Instructions for the task: What you return must match the records word for word, except that pictures are dropped.

*** Records supplied ***

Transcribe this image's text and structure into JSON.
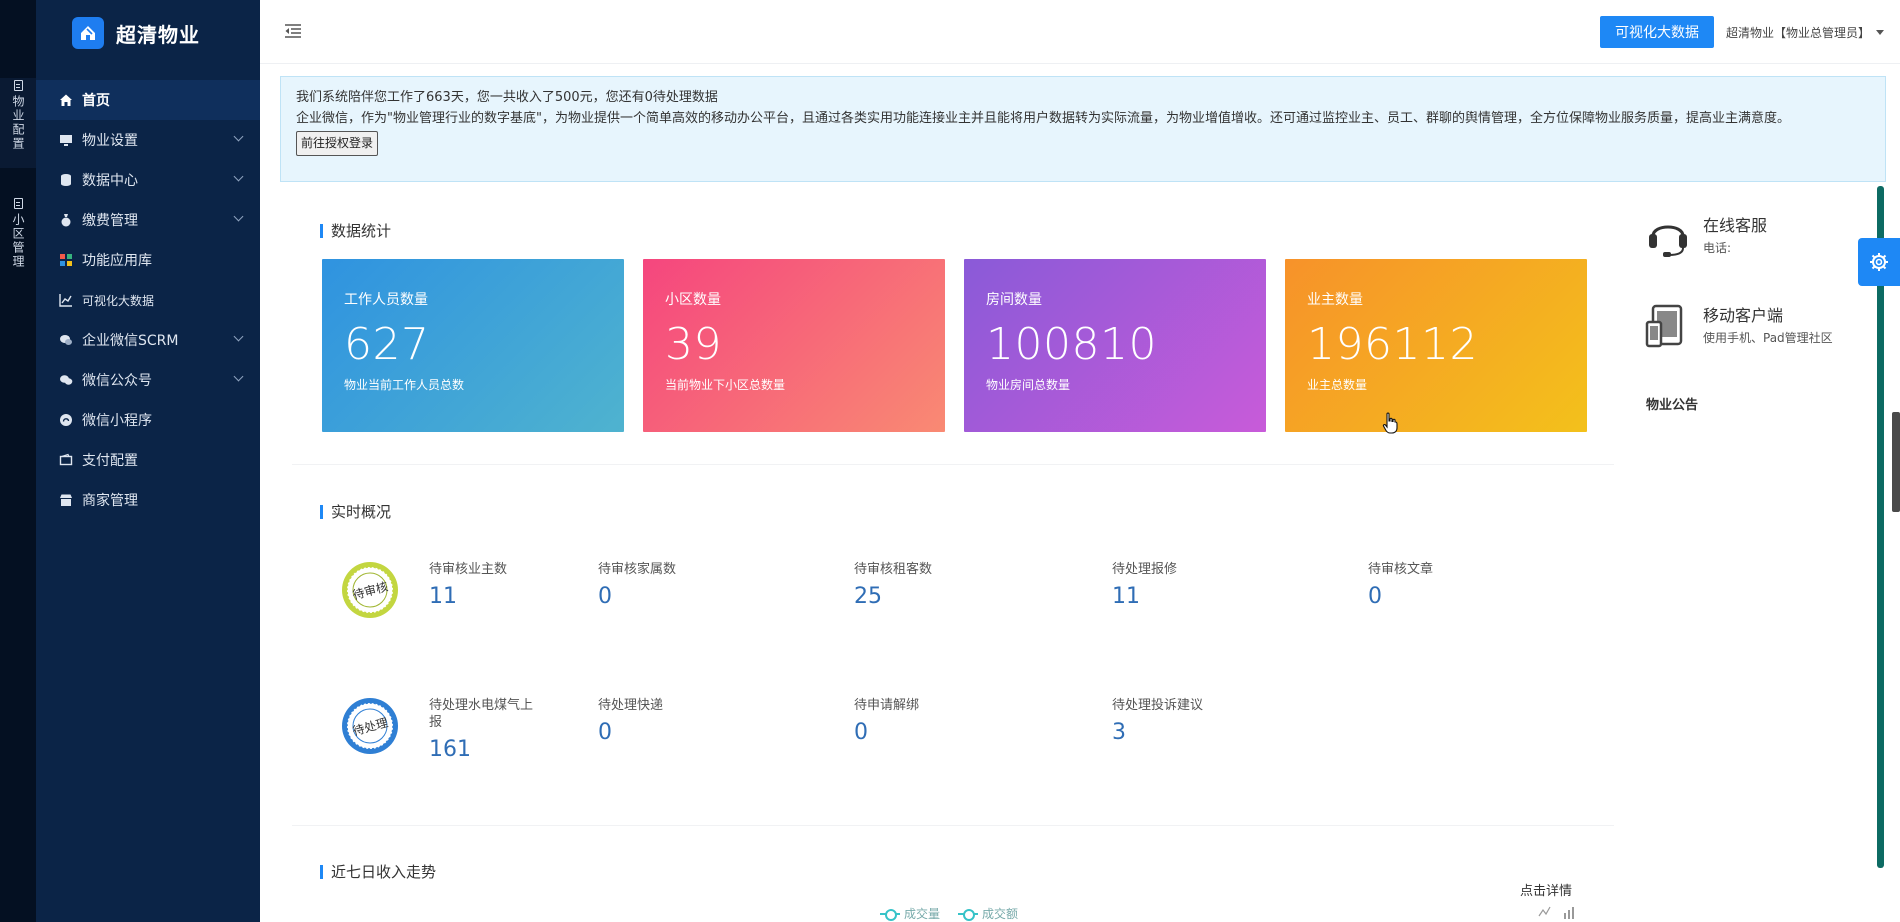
{
  "app": {
    "name": "超清物业"
  },
  "rail": [
    {
      "label": "物业配置"
    },
    {
      "label": "小区管理"
    }
  ],
  "sidebar": {
    "items": [
      {
        "label": "首页",
        "icon": "home-icon"
      },
      {
        "label": "物业设置",
        "icon": "monitor-icon"
      },
      {
        "label": "数据中心",
        "icon": "database-icon"
      },
      {
        "label": "缴费管理",
        "icon": "money-bag-icon"
      },
      {
        "label": "功能应用库",
        "icon": "apps-grid-icon"
      },
      {
        "label": "可视化大数据",
        "icon": "line-chart-icon"
      },
      {
        "label": "企业微信SCRM",
        "icon": "chat-icon"
      },
      {
        "label": "微信公众号",
        "icon": "wechat-icon"
      },
      {
        "label": "微信小程序",
        "icon": "miniprogram-icon"
      },
      {
        "label": "支付配置",
        "icon": "wallet-icon"
      },
      {
        "label": "商家管理",
        "icon": "store-icon"
      }
    ]
  },
  "header": {
    "bigdata_button": "可视化大数据",
    "user": "超清物业【物业总管理员】"
  },
  "notice": {
    "line1": "我们系统陪伴您工作了663天，您一共收入了500元，您还有0待处理数据",
    "line2": "企业微信，作为\"物业管理行业的数字基底\"，为物业提供一个简单高效的移动办公平台，且通过各类实用功能连接业主并且能将用户数据转为实际流量，为物业增值增收。还可通过监控业主、员工、群聊的舆情管理，全方位保障物业服务质量，提高业主满意度。",
    "button": "前往授权登录"
  },
  "stats": {
    "title": "数据统计",
    "cards": [
      {
        "label": "工作人员数量",
        "value": "627",
        "desc": "物业当前工作人员总数",
        "gradient": [
          "#2f93e0",
          "#4fb3cf"
        ]
      },
      {
        "label": "小区数量",
        "value": "39",
        "desc": "当前物业下小区总数量",
        "gradient": [
          "#f5467e",
          "#f98a73"
        ]
      },
      {
        "label": "房间数量",
        "value": "100810",
        "desc": "物业房间总数量",
        "gradient": [
          "#8a5ad8",
          "#c85bd9"
        ]
      },
      {
        "label": "业主数量",
        "value": "196112",
        "desc": "业主总数量",
        "gradient": [
          "#f7922a",
          "#f3c11b"
        ]
      }
    ]
  },
  "realtime": {
    "title": "实时概况",
    "badge1": "待审核",
    "badge2": "待处理",
    "row1": [
      {
        "label": "待审核业主数",
        "value": "11"
      },
      {
        "label": "待审核家属数",
        "value": "0"
      },
      {
        "label": "待审核租客数",
        "value": "25"
      },
      {
        "label": "待处理报修",
        "value": "11"
      },
      {
        "label": "待审核文章",
        "value": "0"
      }
    ],
    "row2": [
      {
        "label": "待处理水电煤气上报",
        "value": "161"
      },
      {
        "label": "待处理快递",
        "value": "0"
      },
      {
        "label": "待申请解绑",
        "value": "0"
      },
      {
        "label": "待处理投诉建议",
        "value": "3"
      }
    ]
  },
  "income": {
    "title": "近七日收入走势",
    "detail_link": "点击详情",
    "legend": [
      "成交量",
      "成交额"
    ]
  },
  "right_panel": {
    "service_title": "在线客服",
    "service_sub": "电话:",
    "mobile_title": "移动客户端",
    "mobile_sub": "使用手机、Pad管理社区",
    "announcement_title": "物业公告"
  },
  "colors": {
    "accent": "#1e88f5",
    "sidebar": "#0b2447",
    "value_blue": "#2f6db5"
  }
}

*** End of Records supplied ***

Expected answer:
Transcribe this image's text and structure into JSON.
{
  "app": {
    "name": "超清物业"
  },
  "rail": [
    {
      "label": "物业配置"
    },
    {
      "label": "小区管理"
    }
  ],
  "sidebar": {
    "items": [
      {
        "label": "首页",
        "icon": "home-icon"
      },
      {
        "label": "物业设置",
        "icon": "monitor-icon"
      },
      {
        "label": "数据中心",
        "icon": "database-icon"
      },
      {
        "label": "缴费管理",
        "icon": "money-bag-icon"
      },
      {
        "label": "功能应用库",
        "icon": "apps-grid-icon"
      },
      {
        "label": "可视化大数据",
        "icon": "line-chart-icon"
      },
      {
        "label": "企业微信SCRM",
        "icon": "chat-icon"
      },
      {
        "label": "微信公众号",
        "icon": "wechat-icon"
      },
      {
        "label": "微信小程序",
        "icon": "miniprogram-icon"
      },
      {
        "label": "支付配置",
        "icon": "wallet-icon"
      },
      {
        "label": "商家管理",
        "icon": "store-icon"
      }
    ]
  },
  "header": {
    "bigdata_button": "可视化大数据",
    "user": "超清物业【物业总管理员】"
  },
  "notice": {
    "line1": "我们系统陪伴您工作了663天，您一共收入了500元，您还有0待处理数据",
    "line2": "企业微信，作为\"物业管理行业的数字基底\"，为物业提供一个简单高效的移动办公平台，且通过各类实用功能连接业主并且能将用户数据转为实际流量，为物业增值增收。还可通过监控业主、员工、群聊的舆情管理，全方位保障物业服务质量，提高业主满意度。",
    "button": "前往授权登录"
  },
  "stats": {
    "title": "数据统计",
    "cards": [
      {
        "label": "工作人员数量",
        "value": "627",
        "desc": "物业当前工作人员总数",
        "gradient": [
          "#2f93e0",
          "#4fb3cf"
        ]
      },
      {
        "label": "小区数量",
        "value": "39",
        "desc": "当前物业下小区总数量",
        "gradient": [
          "#f5467e",
          "#f98a73"
        ]
      },
      {
        "label": "房间数量",
        "value": "100810",
        "desc": "物业房间总数量",
        "gradient": [
          "#8a5ad8",
          "#c85bd9"
        ]
      },
      {
        "label": "业主数量",
        "value": "196112",
        "desc": "业主总数量",
        "gradient": [
          "#f7922a",
          "#f3c11b"
        ]
      }
    ]
  },
  "realtime": {
    "title": "实时概况",
    "badge1": "待审核",
    "badge2": "待处理",
    "row1": [
      {
        "label": "待审核业主数",
        "value": "11"
      },
      {
        "label": "待审核家属数",
        "value": "0"
      },
      {
        "label": "待审核租客数",
        "value": "25"
      },
      {
        "label": "待处理报修",
        "value": "11"
      },
      {
        "label": "待审核文章",
        "value": "0"
      }
    ],
    "row2": [
      {
        "label": "待处理水电煤气上报",
        "value": "161"
      },
      {
        "label": "待处理快递",
        "value": "0"
      },
      {
        "label": "待申请解绑",
        "value": "0"
      },
      {
        "label": "待处理投诉建议",
        "value": "3"
      }
    ]
  },
  "income": {
    "title": "近七日收入走势",
    "detail_link": "点击详情",
    "legend": [
      "成交量",
      "成交额"
    ]
  },
  "right_panel": {
    "service_title": "在线客服",
    "service_sub": "电话:",
    "mobile_title": "移动客户端",
    "mobile_sub": "使用手机、Pad管理社区",
    "announcement_title": "物业公告"
  },
  "colors": {
    "accent": "#1e88f5",
    "sidebar": "#0b2447",
    "value_blue": "#2f6db5"
  }
}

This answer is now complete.